Food is a justice issue.
At times, when I’ve used the term food justice people have looked at me like I have three heads. How could food be unjust? Well, it turns out that from farming to food stamps, there is a long history of injustices revolving around the food industry. Here are just a few basic terms and facts you need to know about food justice.
According to the United States Department of Agriculture, “food desertsare defined as parts of the country vapid of fresh fruit, vegetables, and other healthful whole foods, usually found in impoverished areas.”While hoping in the car and heading to the grocery store for food may be an easy task for some, it may be impossible for others. Some people live in areas that lack grocery stores, farmers’ markets or affordable healthy food providers, and they may not have a way in which to travel to buy healthy groceries.
People who live in food deserts may go shopping for food at small corner stores that do not have all of the healthy food options that grocery stores or farmers’ markets provide.

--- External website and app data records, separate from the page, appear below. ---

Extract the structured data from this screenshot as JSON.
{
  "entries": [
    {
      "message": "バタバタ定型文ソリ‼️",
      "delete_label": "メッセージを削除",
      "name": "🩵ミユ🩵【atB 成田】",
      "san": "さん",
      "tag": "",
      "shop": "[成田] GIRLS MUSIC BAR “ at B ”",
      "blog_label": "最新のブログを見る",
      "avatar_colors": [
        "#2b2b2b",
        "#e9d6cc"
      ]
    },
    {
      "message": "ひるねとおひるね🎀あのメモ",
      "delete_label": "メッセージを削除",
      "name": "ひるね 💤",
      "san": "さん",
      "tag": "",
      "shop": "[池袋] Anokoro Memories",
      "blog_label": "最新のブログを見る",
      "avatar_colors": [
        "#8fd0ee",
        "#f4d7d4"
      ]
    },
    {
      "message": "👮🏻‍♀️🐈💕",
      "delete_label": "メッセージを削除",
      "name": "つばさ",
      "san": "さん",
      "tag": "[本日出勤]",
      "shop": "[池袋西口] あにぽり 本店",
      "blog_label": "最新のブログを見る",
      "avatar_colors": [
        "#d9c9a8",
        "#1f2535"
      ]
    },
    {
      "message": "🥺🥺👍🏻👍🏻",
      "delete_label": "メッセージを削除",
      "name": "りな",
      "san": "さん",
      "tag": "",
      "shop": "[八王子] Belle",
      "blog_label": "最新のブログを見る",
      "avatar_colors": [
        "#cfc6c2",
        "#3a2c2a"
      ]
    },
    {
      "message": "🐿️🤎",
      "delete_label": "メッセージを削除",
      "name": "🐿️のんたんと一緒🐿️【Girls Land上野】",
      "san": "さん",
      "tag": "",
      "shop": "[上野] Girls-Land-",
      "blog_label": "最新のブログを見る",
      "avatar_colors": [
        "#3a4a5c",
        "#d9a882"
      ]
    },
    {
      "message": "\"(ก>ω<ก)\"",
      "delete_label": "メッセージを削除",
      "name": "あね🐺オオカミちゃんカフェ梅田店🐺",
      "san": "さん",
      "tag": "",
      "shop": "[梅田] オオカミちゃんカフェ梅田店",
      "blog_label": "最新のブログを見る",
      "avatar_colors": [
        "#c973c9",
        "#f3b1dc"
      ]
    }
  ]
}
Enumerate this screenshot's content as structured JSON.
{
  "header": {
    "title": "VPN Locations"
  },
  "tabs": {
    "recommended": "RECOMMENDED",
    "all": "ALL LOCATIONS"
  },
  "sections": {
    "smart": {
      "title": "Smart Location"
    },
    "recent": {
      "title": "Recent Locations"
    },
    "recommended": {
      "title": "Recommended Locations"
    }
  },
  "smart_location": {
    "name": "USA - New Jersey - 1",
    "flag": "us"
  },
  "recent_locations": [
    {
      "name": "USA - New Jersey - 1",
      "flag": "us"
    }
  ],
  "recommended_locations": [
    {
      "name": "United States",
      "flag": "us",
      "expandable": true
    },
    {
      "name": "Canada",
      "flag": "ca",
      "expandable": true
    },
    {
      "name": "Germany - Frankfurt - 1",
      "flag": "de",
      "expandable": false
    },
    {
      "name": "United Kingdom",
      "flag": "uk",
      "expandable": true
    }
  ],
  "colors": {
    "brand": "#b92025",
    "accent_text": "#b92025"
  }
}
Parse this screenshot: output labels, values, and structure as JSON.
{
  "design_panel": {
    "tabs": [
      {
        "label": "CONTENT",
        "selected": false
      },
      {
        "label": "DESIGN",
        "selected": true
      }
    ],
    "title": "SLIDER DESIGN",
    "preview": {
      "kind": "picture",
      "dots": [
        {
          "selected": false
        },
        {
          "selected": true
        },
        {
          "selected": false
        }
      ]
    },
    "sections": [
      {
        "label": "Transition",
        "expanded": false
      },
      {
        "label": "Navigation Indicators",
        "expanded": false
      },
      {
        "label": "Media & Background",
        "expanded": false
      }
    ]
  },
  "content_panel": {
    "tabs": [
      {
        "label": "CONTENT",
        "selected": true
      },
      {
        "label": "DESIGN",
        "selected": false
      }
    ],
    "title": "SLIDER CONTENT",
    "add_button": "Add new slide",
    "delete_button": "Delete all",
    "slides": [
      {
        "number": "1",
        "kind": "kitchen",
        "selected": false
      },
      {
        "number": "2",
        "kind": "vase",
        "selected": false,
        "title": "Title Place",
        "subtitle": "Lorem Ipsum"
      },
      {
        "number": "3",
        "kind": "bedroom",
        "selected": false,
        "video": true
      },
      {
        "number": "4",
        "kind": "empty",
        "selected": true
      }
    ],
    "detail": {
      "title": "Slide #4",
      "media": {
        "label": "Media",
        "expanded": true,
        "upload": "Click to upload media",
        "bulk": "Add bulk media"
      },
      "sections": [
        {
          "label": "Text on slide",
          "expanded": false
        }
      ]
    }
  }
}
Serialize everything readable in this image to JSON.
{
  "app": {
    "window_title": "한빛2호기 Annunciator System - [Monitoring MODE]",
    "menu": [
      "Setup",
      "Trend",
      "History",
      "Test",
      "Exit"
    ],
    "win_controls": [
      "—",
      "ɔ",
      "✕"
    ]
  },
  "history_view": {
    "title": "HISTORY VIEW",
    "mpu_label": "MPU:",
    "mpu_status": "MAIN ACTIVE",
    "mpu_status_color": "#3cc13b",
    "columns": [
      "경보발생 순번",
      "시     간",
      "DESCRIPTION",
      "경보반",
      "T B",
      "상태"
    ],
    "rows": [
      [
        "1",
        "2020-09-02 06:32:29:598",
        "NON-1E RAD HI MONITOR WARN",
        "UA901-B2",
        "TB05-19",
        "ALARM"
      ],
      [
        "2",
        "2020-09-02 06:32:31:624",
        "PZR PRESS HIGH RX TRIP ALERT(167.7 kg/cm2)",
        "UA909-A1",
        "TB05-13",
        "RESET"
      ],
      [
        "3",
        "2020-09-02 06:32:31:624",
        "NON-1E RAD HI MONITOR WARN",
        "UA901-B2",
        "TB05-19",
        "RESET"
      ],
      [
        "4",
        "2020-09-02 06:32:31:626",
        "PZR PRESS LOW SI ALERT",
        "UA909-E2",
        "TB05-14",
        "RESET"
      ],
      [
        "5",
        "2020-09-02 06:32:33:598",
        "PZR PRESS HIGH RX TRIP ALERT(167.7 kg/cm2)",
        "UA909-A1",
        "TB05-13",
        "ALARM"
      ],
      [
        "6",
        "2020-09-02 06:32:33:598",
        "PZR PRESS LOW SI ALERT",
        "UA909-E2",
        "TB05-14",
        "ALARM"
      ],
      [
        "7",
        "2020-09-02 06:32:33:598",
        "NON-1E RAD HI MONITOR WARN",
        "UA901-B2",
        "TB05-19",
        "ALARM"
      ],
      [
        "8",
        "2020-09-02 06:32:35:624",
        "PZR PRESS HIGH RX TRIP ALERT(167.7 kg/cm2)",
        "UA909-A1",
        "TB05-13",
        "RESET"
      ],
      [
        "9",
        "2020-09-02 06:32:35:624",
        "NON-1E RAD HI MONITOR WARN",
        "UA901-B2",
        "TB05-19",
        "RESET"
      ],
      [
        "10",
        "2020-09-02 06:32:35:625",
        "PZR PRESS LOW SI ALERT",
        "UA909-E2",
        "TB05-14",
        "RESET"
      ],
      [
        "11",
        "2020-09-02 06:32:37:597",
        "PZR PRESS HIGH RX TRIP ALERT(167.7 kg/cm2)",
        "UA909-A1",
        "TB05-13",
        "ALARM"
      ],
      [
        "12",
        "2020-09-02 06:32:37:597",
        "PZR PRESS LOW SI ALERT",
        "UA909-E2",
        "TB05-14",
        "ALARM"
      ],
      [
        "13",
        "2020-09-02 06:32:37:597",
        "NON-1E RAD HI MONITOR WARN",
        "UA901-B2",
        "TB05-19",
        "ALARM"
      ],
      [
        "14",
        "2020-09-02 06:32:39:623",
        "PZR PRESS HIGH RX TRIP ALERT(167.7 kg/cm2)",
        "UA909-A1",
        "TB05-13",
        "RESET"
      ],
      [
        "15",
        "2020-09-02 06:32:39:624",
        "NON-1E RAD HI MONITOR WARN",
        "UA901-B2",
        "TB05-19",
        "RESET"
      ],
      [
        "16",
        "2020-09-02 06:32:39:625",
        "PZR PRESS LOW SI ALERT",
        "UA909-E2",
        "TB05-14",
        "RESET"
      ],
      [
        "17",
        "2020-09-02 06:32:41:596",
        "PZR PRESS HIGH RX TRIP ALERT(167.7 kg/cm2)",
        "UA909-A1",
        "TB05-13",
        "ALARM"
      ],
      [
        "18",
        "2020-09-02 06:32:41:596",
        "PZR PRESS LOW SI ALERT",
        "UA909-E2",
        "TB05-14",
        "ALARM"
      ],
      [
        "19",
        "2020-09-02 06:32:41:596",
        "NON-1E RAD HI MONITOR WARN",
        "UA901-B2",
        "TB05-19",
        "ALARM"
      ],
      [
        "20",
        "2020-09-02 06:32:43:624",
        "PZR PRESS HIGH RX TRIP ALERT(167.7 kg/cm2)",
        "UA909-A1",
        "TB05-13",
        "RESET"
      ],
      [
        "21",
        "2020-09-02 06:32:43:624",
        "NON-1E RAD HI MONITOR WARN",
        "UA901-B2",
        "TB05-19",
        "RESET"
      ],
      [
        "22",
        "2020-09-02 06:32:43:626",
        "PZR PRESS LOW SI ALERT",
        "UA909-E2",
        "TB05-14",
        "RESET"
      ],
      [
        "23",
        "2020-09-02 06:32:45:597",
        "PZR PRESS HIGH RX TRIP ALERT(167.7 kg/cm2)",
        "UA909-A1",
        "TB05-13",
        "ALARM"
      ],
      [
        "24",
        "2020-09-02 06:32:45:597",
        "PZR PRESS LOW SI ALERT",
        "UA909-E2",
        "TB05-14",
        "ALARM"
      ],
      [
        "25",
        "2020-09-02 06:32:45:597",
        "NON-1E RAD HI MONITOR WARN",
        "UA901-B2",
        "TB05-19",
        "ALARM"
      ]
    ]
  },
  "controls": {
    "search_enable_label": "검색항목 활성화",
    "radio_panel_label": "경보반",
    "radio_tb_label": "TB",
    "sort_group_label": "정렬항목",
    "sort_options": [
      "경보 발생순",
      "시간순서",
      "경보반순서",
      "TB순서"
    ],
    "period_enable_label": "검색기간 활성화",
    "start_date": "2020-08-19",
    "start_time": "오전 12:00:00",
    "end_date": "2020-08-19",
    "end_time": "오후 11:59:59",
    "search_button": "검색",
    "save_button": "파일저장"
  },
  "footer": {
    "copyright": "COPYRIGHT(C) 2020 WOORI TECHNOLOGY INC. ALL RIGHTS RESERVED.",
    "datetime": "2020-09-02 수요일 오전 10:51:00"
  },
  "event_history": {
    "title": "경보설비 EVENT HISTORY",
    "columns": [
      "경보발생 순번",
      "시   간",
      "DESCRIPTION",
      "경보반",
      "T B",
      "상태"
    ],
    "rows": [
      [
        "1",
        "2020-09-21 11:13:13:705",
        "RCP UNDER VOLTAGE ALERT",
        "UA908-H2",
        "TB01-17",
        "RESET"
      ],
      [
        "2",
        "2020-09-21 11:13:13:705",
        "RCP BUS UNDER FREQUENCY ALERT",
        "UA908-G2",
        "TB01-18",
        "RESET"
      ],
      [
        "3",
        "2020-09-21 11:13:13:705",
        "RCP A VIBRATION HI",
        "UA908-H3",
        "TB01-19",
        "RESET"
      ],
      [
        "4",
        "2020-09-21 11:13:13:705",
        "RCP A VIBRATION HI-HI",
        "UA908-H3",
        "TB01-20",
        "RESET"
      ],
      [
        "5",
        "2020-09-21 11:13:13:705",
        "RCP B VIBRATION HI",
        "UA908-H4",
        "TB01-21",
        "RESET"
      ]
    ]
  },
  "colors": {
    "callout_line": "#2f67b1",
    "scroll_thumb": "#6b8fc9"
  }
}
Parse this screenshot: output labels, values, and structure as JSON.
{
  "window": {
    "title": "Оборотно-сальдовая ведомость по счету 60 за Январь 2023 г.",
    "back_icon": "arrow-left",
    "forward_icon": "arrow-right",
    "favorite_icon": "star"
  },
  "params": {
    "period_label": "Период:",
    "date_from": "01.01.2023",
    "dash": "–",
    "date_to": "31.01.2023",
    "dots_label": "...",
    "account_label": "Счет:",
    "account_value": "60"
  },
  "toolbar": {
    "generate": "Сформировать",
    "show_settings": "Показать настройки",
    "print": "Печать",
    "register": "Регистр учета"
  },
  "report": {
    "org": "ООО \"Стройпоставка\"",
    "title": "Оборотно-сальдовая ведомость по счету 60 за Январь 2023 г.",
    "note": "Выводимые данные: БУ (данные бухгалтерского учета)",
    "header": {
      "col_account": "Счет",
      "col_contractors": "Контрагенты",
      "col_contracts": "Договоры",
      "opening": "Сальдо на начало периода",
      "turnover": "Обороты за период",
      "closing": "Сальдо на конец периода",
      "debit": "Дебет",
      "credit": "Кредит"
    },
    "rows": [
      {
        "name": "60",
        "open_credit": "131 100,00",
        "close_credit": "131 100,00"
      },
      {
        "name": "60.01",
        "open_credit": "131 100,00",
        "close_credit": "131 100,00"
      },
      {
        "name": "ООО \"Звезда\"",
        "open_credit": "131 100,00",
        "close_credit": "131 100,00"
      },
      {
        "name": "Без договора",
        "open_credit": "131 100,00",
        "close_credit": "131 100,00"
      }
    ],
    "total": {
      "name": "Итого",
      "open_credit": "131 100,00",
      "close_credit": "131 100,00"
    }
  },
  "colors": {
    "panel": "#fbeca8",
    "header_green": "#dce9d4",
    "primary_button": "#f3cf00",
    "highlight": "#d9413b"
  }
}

Those who live in food deserts are usually left off paying more for items that don’t satisfy their wellness needs.
SNAP stands for Supplemental Nutritional Assistance Program. This program, formerly known as the Food Stamp Program, offers assistance to low-income individuals and families who need financial support to feed themselves.While this program was created with the intention of supporting those in need, from budget cuts to program limits, SNAP isn’t the end-all be-all of the justice issues revolving around access to healthy food. One individual on SNAP receives $194 a month ($6.49 a day), and as the number of people in a household increases, the amount of money per person decreases. For example, a household of eight receives $1,169 per month ($4.87 per person per day).Furthermore, not everyone is eligible to receive funding from SNAP. The program is unavailable to undocumented immigrants as well as those who have been convicted of a felony, so in many cases, the people who are most in need of access to healthy food will not be able to receive support in obtaining it for themselves.
Many people may not think of obesity as a food justice issue, but societal injustices can provide the framework for explaining why people are obese. As you may have noticed when you compare the price of fresh, organic vegetables to the price of soda, health food is more expensive than junk food. Those who cannot afford to pay high costs for food may turn to junk food and suffer health consequences such as obesity, heart disease, or diabetes.
The government hasn’t always been the best at providing the public with a healthy eating environment as officials have often prioritized making money over caring for people’s health. For example, the government subsidizes corn, so it can be used as filler in meats, fed to cows instead of grass (making them sick), and engineered into all of those unpronounceable ingredients we see in processed foods. And of course, let’s not forget about the time the when Congress declared that the tomato paste on pizza could be considered a vegetable in school lunches…
There is so much more to food justice than what is just listed here. From farm worker’s rights to environmental issues, food justice is an intersectional issue that spans a range of topics. So the next time you sit down to eat a nice meal with friends you may want to think about the politics wrapped up in every bite.